Richard Bell’s Wild West Yorkshire nature diary, Friday, 6th February 2009, page
2 of 2
I WAS drawing this mammoth late last night as I revised one of the comic strips for
my Walks in the Rhubarb Triangle before uploading the whole book to my printers in
South Wales in the early hours of this morning.
The comic strips are just a small part; I’ve also drawn 9 picture maps and dozens
(seems like hundreds) of pen and water-colour vignettes of landscapes, buildings
and other points of interest.
It’s been good to experiment with different approaches. In my regular observational
drawing I don’t have to concern myself with storytelling but drawing these historical
strips has been a bit like directing a film.
For instance in the meeting of the characters in my first version of the first frame
in one of the strips (right), I have them shaking hands in the church-yard. Simple.
Well, no; as this is the first frame, how are readers going to know which is which.
Rather than have one character say: ‘Welcome to Rothwell Church Mr Cryer - I’m Gibson,
the parish clerk’ I can can tell the
story visually by having Gibson opening the oak door of the vestry.
And what would Gibson look like - I simply fall back on stereotypes to tell the story
quickly; pince-nez spectacles to show he spends a lot of time looking at documents
and make him look as dry, dusty and ancient as the parish registers. But I guess
a casting agency antiquarian bookseller of 1832 would look like that too!

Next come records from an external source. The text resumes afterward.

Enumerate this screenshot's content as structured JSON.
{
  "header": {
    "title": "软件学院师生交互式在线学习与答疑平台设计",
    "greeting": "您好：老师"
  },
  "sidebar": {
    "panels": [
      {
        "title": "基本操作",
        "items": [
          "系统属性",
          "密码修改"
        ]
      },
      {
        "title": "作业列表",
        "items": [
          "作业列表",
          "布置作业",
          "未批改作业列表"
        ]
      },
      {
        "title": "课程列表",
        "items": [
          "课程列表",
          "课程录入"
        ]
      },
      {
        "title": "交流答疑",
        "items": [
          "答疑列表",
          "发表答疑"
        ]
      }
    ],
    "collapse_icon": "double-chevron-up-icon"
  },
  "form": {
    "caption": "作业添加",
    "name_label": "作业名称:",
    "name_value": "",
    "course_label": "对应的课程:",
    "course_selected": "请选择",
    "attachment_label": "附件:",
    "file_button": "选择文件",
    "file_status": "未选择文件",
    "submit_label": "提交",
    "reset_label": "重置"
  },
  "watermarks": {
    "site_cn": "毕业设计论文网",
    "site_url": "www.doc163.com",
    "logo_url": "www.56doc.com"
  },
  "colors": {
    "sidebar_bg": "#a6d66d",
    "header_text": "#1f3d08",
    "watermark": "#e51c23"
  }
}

Thursday, 21st June, 1832: Wakefield antiquarian bookseller John Cryer visits Rothwell
Church to see Mr Gibson, the parish clerk